Type was arranged in lines, bound into a sturdy frame, inked, then pressed into paper to form an impression.

Having revolutionised the printing process, Gutenberg’s approach to the aesthetic of the finished product remained conservative.

What were the first printed books to be produced?

Gutenberg’s earliest project – the first book printed in the western world – was his 42-line Bible.

First appearing in the mid-1450s, several copies were initially printed on parchment and adorned with the kind of artistry more typical of medieval illuminated manuscripts.

Printing workshops soon spread across the continent, churning out a plethora of printed material.

Works produced before 1501 are known as incunabula (from the Latin for ‘cradle’). Notable among early adopters of the new technology was Venetian humanist Aldous Manutius, who printed ancient Greek and Roman texts in portable and affordable formats, reflecting rising literacy rates.

What was the impact of the printing press on the Islamic world?

Venice quickly became a major commercial port for printers. In the late 1530s, the Qur’an was printed by Paganino Paganini and his son in the city. Though this seemed a good business opportunity, given the millions of devout Muslims living in the Ottoman empire, the venture ultimately failed.

Unlike its Latin counterpart, the cursive style of Arabic script was more difficult to translate into moveable type. Moreover, the art of Arabic calligraphy still garnered huge prestige, and Ottoman scholars continued to rely heavily on handwritten texts into the 19th century.

What has been the legacy of the printing press?

Tellingly, the advent of the printing press coincided with the end of the Middle Ages.

It sent book prices plummeting and, with greater access to learning, new ideas swept Europe, expediting the ‘recovery’ of Classical knowledge and giving impetus to the Renaissance.

Theologian Martin Luther’s critique of Catholic doctrine in his Ninety-five Theses was a significant beneficiary of the new medium: quickly appearing in print, it went viral in 1517, kickstarting the Protestant Reformation.

Subsequently, the luminaries of the Scientific Revolution depended heavily on printed works to critique and advance theories.

Combining ancient technologies, Gutenberg’s press launched an information revolution – the legacy of which still reverberates in the frenetic digital age we are navigating today.


This content first appeared in the June 2023 issue of BBC History Revealed


Danny BirdStaff Writer, BBC History Magazine
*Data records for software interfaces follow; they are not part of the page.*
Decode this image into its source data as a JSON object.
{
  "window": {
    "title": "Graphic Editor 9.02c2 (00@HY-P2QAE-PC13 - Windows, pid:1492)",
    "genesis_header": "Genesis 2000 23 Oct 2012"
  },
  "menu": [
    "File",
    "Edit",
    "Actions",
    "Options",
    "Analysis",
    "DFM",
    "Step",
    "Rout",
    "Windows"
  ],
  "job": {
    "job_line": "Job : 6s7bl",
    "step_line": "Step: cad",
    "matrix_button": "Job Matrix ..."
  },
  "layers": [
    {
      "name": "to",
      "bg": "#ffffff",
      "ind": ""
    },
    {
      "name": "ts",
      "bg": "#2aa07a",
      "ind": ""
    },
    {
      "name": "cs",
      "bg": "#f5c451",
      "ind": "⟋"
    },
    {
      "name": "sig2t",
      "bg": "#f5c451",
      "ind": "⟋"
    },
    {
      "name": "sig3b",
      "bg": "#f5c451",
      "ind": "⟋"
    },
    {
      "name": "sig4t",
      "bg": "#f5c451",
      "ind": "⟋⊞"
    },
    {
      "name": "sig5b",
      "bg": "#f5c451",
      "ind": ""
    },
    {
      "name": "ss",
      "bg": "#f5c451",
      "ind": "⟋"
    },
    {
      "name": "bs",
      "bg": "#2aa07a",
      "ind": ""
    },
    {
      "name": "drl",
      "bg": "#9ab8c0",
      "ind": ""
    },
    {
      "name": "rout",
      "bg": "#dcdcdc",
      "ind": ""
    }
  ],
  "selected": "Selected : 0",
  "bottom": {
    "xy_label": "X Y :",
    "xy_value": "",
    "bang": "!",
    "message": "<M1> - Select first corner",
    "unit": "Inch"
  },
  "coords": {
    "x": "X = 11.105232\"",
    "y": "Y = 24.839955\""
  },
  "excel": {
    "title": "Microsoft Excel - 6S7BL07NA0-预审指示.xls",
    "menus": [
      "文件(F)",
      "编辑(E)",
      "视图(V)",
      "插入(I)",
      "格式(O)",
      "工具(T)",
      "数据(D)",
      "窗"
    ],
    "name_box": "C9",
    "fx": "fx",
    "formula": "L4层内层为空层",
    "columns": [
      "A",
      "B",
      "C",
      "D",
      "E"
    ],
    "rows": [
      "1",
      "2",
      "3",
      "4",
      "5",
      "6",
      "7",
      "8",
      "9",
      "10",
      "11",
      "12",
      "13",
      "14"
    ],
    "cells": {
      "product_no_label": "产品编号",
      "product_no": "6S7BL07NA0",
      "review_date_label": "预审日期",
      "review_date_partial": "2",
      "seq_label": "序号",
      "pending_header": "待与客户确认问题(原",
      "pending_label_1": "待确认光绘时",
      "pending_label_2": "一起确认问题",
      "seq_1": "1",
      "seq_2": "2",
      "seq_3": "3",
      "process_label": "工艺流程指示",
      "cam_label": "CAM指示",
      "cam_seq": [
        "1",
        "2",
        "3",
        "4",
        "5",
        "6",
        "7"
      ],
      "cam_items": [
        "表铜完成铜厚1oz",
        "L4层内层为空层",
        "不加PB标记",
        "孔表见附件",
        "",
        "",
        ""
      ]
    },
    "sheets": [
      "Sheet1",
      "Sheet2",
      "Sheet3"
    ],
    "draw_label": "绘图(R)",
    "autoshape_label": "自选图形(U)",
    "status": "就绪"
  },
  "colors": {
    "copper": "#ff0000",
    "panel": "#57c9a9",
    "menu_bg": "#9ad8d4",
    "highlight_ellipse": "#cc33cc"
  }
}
Danny Bird is the Staff Writer at BBC History Magazine. Danny Bird is the Staff Writer at BBC History Magazine and previously held the same role on BBC History Revealed. He joined the brand in 2022. Fascinated with the past since childhood, Danny completed his History BA at the University of Sheffield, developing a special interest in the Spanish Civil War and the Paris Commune. He subsequently gained his History MA from University College London, studying at its School of Slavonic and East European Studies (SSEES)